Dataset rows describing interfaces
»»

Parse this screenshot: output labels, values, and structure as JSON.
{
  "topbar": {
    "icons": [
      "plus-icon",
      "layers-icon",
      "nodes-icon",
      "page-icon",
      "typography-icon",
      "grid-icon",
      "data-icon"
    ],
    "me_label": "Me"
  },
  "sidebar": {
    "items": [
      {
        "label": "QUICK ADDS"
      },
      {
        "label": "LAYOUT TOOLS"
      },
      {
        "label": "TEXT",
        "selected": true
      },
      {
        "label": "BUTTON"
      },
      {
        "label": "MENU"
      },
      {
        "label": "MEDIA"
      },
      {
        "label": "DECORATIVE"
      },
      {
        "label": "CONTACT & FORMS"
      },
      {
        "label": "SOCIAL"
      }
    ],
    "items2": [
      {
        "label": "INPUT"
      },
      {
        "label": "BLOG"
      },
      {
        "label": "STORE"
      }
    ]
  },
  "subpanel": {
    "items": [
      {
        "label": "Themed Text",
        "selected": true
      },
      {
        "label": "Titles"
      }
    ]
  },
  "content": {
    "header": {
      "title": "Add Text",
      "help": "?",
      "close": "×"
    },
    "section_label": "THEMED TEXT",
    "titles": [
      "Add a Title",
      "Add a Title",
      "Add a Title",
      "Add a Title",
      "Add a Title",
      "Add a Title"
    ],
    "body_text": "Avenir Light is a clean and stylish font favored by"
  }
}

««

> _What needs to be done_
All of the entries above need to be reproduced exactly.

> _Exercise answer_
Parse this screenshot: output labels, values, and structure as JSON.
{
  "topbar": {
    "icons": [
      "plus-icon",
      "layers-icon",
      "nodes-icon",
      "page-icon",
      "typography-icon",
      "grid-icon",
      "data-icon"
    ],
    "me_label": "Me"
  },
  "sidebar": {
    "items": [
      {
        "label": "QUICK ADDS"
      },
      {
        "label": "LAYOUT TOOLS"
      },
      {
        "label": "TEXT",
        "selected": true
      },
      {
        "label": "BUTTON"
      },
      {
        "label": "MENU"
      },
      {
        "label": "MEDIA"
      },
      {
        "label": "DECORATIVE"
      },
      {
        "label": "CONTACT & FORMS"
      },
      {
        "label": "SOCIAL"
      }
    ],
    "items2": [
      {
        "label": "INPUT"
      },
      {
        "label": "BLOG"
      },
      {
        "label": "STORE"
      }
    ]
  },
  "subpanel": {
    "items": [
      {
        "label": "Themed Text",
        "selected": true
      },
      {
        "label": "Titles"
      }
    ]
  },
  "content": {
    "header": {
      "title": "Add Text",
      "help": "?",
      "close": "×"
    },
    "section_label": "THEMED TEXT",
    "titles": [
      "Add a Title",
      "Add a Title",
      "Add a Title",
      "Add a Title",
      "Add a Title",
      "Add a Title"
    ],
    "body_text": "Avenir Light is a clean and stylish font favored by"
  }
}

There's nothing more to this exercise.